• PROBLEM TO SOLVE:
Working from the entries below, tally each line that holds "Attendance". Give the tally and nothing else.

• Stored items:

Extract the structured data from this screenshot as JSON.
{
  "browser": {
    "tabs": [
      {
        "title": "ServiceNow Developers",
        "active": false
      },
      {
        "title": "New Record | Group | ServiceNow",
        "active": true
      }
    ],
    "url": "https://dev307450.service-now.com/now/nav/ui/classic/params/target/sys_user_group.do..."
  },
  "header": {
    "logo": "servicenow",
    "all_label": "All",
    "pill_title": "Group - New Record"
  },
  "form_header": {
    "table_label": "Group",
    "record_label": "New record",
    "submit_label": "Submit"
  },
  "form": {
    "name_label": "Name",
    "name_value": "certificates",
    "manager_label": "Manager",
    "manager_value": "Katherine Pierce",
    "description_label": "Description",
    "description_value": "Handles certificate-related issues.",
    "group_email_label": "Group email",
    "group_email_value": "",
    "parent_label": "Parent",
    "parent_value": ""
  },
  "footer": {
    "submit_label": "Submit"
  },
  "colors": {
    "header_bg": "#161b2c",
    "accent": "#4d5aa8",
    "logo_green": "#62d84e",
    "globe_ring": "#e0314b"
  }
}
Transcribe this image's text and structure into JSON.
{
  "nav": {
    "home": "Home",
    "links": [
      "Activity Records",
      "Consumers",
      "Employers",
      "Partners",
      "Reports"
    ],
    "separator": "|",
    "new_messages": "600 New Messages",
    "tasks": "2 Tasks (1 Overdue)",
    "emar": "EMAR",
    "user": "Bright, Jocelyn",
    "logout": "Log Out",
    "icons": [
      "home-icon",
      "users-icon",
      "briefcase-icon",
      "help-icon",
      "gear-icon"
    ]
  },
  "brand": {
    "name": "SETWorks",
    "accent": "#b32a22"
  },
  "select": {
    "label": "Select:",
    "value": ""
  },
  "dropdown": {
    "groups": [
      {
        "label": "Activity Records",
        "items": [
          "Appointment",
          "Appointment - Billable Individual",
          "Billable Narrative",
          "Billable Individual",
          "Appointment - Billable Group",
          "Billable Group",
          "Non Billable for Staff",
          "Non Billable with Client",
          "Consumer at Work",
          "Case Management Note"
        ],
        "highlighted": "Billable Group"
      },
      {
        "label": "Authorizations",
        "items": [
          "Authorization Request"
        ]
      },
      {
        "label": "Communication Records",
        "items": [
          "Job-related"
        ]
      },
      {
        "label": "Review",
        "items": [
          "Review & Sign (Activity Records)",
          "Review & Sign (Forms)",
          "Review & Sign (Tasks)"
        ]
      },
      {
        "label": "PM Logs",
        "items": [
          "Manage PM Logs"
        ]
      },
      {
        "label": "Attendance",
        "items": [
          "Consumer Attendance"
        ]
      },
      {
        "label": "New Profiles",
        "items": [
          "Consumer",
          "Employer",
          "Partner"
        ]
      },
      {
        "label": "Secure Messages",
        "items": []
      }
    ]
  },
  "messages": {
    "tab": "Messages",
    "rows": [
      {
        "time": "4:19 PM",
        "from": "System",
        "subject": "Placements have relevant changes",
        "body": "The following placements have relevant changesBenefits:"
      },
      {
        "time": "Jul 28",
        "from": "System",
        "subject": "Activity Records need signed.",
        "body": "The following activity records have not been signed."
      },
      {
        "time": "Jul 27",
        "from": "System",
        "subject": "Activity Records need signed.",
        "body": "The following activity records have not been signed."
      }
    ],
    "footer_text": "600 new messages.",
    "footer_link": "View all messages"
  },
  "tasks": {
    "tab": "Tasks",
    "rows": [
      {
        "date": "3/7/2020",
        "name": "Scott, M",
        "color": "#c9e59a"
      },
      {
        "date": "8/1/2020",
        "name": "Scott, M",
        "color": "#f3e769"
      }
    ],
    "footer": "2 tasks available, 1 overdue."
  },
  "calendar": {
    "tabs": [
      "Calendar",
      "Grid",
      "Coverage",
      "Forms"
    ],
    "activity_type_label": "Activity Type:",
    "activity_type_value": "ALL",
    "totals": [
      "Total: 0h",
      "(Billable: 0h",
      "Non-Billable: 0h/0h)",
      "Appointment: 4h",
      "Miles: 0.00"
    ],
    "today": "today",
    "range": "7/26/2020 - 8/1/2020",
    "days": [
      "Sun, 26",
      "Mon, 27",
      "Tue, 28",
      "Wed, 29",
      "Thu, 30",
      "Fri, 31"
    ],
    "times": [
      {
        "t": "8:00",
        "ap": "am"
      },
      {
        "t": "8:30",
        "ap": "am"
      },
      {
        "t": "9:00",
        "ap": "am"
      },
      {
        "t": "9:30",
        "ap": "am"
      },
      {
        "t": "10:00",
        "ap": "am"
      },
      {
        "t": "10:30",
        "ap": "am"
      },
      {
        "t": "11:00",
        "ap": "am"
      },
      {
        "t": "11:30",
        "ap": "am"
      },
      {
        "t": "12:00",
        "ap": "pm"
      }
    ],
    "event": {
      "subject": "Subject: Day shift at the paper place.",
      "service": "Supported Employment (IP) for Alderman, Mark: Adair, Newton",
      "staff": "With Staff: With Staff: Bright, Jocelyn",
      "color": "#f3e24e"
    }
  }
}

• OUTPUT OF THE EXERCISE:
2